• [PROBLEM DETAILS]:
Search the data for the word "signature". Reproduce every line where it is found.

══ EXERCISE MATERIALS

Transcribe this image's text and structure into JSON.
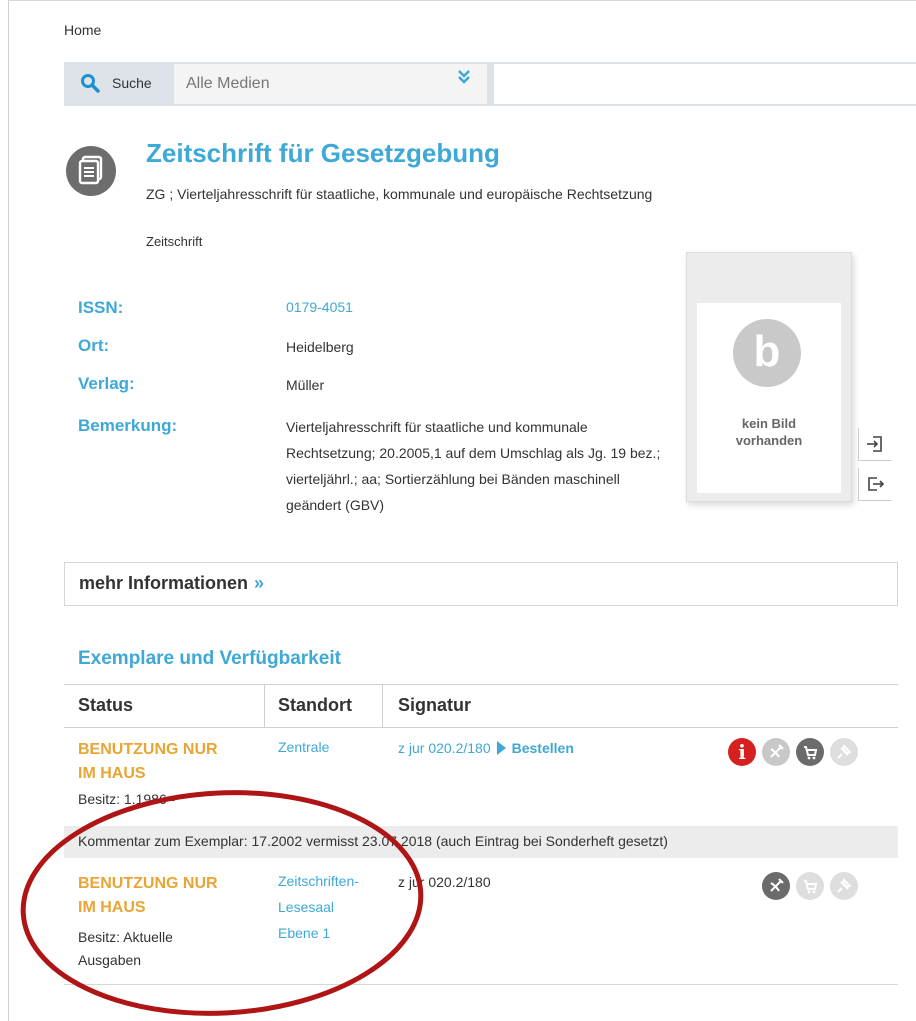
{
  "breadcrumb": {
    "home": "Home"
  },
  "search": {
    "label": "Suche",
    "scope": "Alle Medien",
    "input_value": ""
  },
  "record": {
    "title": "Zeitschrift für Gesetzgebung",
    "subtitle": "ZG ; Vierteljahresschrift für staatliche, kommunale und europäische Rechtsetzung",
    "media_type": "Zeitschrift",
    "fields": {
      "issn_label": "ISSN:",
      "issn_value": "0179-4051",
      "place_label": "Ort:",
      "place_value": "Heidelberg",
      "publisher_label": "Verlag:",
      "publisher_value": "Müller",
      "remark_label": "Bemerkung:",
      "remark_value": "Vierteljahresschrift für staatliche und kommunale Rechtsetzung; 20.2005,1 auf dem Umschlag als Jg. 19 bez.; vierteljährl.; aa; Sortierzählung bei Bänden maschinell geändert (GBV)"
    },
    "cover": {
      "letter": "b",
      "line1": "kein Bild",
      "line2": "vorhanden"
    }
  },
  "more_info": {
    "label": "mehr Informationen",
    "chevron": "»"
  },
  "holdings": {
    "heading": "Exemplare und Verfügbarkeit",
    "columns": {
      "status": "Status",
      "location": "Standort",
      "signature": "Signatur"
    },
    "rows": [
      {
        "status_line1": "BENUTZUNG NUR",
        "status_line2": "IM HAUS",
        "possession": "Besitz: 1.1986 -",
        "location_line1": "Zentrale",
        "signature": "z jur 020.2/180",
        "order_label": "Bestellen"
      },
      {
        "status_line1": "BENUTZUNG NUR",
        "status_line2": "IM HAUS",
        "possession_line1": "Besitz: Aktuelle",
        "possession_line2": "Ausgaben",
        "location_line1": "Zeitschriften-",
        "location_line2": "Lesesaal",
        "location_line3": "Ebene 1",
        "signature": "z jur 020.2/180"
      }
    ],
    "comment": "Kommentar zum Exemplar: 17.2002 vermisst 23.07.2018 (auch Eintrag bei Sonderheft gesetzt)"
  },
  "icons": {
    "info": "i",
    "colors": {
      "accent": "#3ea8d6",
      "status": "#e8a534",
      "alert": "#d62020",
      "annotation": "#b01515"
    }
  }
}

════

• [TASK RESULT]:
      "signature": "Signatur"
        "signature": "z jur 020.2/180",
        "signature": "z jur 020.2/180"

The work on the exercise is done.